In both cases those two airline organizations have introduced distribution strategies with incentives that are purpose-built to drive consumers to the Walled Gardens of airline websites where competitive alternatives are not on offer and where over time consumers will pay more, especially the unsuspecting 80 percent who travel by air infrequently.
THE GOOD NEWS
Rather than as predicted, the travel agency channel did not wither and die due to disruptive technologies and new business models introduced since the 1990s. Instead, they adjusted smartly and today are stronger than ever across the world always putting consumers’ interests first. In fact, it was U.S. travel agents that uncovered and sounded the alarm over the secretly introduced change to multicity airfare rules that are driving up prices by as much as a factor of seven. As a consequence, the U.S. Department of Justice is looking at this development.
The good news is that Delta’s fee elimination and the LHG surcharge are in response to the renewed strength of travel agents and validate the importance of robust competition among travel distribution channels. Consumers need complete and accurate pricing information and strong, independent distributors necessary to keep airlines honest on their websites and in their offerings elsewhere to consumers. Travel agencies and online travel sites uniquely provide consumers with the comparison-shopping tools that keep pricing discipline in the system.

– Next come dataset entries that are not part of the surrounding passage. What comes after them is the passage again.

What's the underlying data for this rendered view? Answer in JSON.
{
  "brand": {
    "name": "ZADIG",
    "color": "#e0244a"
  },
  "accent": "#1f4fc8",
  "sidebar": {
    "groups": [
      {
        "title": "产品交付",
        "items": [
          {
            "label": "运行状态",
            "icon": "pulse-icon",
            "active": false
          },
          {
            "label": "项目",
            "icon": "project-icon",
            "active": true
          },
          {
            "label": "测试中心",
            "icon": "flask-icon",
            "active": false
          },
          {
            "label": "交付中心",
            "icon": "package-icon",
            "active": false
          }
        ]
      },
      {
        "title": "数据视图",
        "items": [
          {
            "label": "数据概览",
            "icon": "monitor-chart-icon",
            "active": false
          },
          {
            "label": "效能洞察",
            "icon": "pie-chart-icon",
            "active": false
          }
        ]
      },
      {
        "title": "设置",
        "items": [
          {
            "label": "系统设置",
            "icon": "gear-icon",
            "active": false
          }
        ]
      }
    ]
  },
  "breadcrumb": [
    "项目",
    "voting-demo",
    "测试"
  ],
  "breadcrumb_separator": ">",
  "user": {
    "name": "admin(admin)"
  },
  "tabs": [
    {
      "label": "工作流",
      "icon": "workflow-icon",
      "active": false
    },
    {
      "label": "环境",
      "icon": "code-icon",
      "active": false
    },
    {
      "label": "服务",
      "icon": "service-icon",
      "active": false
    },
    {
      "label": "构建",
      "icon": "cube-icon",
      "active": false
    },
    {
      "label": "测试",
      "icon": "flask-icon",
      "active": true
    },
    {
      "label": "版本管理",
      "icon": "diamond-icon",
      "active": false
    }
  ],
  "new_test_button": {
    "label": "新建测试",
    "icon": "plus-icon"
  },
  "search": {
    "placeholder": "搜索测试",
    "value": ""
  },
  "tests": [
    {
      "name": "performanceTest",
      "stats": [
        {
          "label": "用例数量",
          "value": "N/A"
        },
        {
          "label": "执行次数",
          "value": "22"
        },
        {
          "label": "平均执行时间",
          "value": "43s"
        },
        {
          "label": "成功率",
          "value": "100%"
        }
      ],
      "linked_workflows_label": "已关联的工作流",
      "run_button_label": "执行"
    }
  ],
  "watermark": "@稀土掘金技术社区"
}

THE NOT SO GOOD NEWS
Since the major network airlines have secured antitrust immunity for their global alliances and consolidated the domestic industry they have launched an assault on price transparency, their regulator, U.S. Open Skies policy and foreign carrier new entry.
Specifically, some airlines have leveraged their new-found dominant market positions to withhold fare and schedule information from online travel companies for the purpose of driving consumers to Airline.com where the comparison-shopping tools pioneered by these firms are not provided. These same airlines have turned to Congress to override U.S. DOT consumer protections and to block foreign carrier new entry into U.S. markets.
As a remedy to these anti-competitive practices, travel agents advise their customers and government regulators accordingly; provide a range of air travel alternatives with expert recommendations; and deliver the visibility U.S. low-fare carriers and foreign carriers need to mount effective competitive rivalry and develop markets.
The not so good news is that while market participants in indirect travel distribution channels have thrived in recent years, they need to be vigilant, as there appears to be a counter-offensive underway to moderate the growing strength and role of travel agencies and their interference with airlines’ goals.